I went again to Cley this afternoon: I suppose I’m hoping that something particularly exciting will turn up out to sea, such as a skua, and Cley is one of the places close by where it’s easy to get to the shore. Sadly there was nothing unusual today, and there were generally fewer birds passing through at the beach, though still plenty of razorbills and the odd gannet, and I did see a guillemot.

I’m starting to see more Brent geese, probably (with the possible exception of red-breasted) my favourite goose, and there were the usual large numbers of wigeon and teal. With about half an hour of daylight left I popped over to the central hides as the sun would be at my back: The light was lovely and lots of birds were coming in to roost for the night. In amongst the main gull roost were a new record number (for me) of cattle egrets – 16!

View from one of the hides at Cley with about 8 of the cattle egrets in view amongst three or four gull species

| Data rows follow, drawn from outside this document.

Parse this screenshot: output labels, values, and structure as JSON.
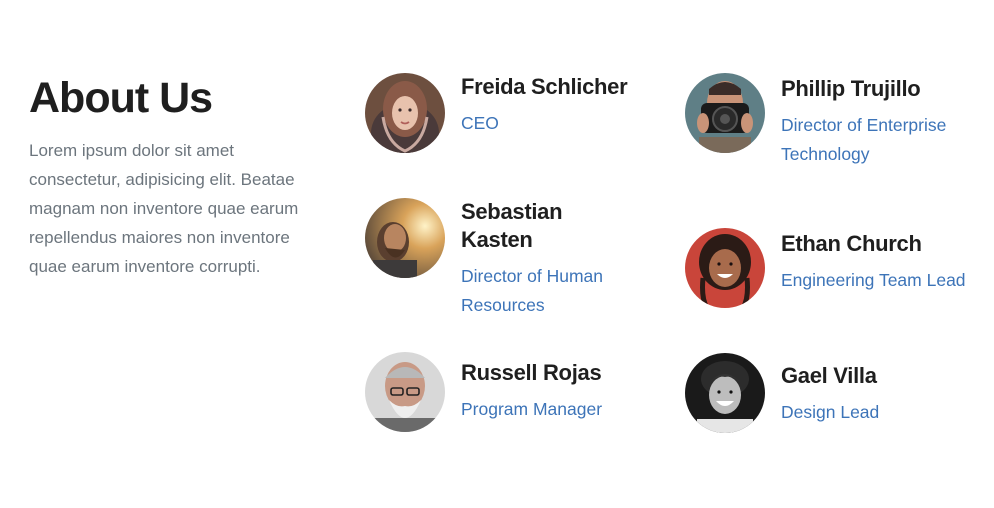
{
  "about": {
    "title": "About Us",
    "description": "Lorem ipsum dolor sit amet consectetur, adipisicing elit. Beatae magnam non inventore quae earum repellendus maiores non inventore quae earum inventore corrupti."
  },
  "team": [
    {
      "name": "Freida Schlicher",
      "role": "CEO"
    },
    {
      "name": "Sebastian Kasten",
      "role": "Director of Human Resources"
    },
    {
      "name": "Russell Rojas",
      "role": "Program Manager"
    },
    {
      "name": "Phillip Trujillo",
      "role": "Director of Enterprise Technology"
    },
    {
      "name": "Ethan Church",
      "role": "Engineering Team Lead"
    },
    {
      "name": "Gael Villa",
      "role": "Design Lead"
    }
  ],
  "colors": {
    "heading": "#1f1f1f",
    "body_text": "#6c757d",
    "role_link": "#3d74b8"
  }
}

It was also good to see a fairly large murmuration of starlings again, whizzing around and sometimes settling on one of the islands. As I left the hide, now facing the sunset, they were about to settle down for the night in the reedbed.

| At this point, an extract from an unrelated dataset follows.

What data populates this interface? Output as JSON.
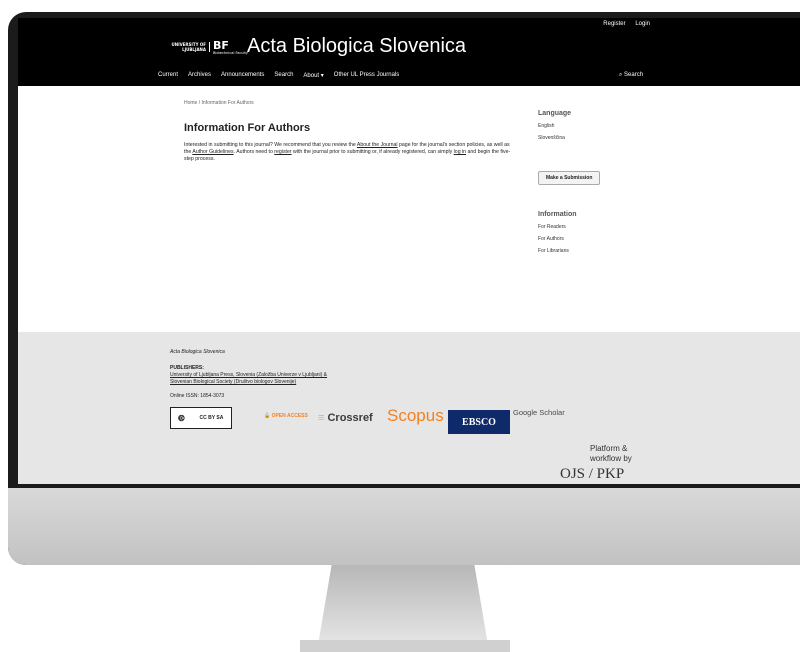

Starlings preparing to roost at Cley (above and below)

Brenda writes: “There was a bit of a recovery in the moth trap today with green brindled crescent, light brown apple, black rustic and large ranunculus out and about again….. and…..wait for it…..two large yellow underwings! In the flower department the number of species I’m recording that are still in flower is dwindling, but there’s the occasional surprise like the green alkanet I found among the undergrowth in Wells churchyard today.”

No new species for October 17th:

Birds = 223
Moths = 250
Wildflowers = 289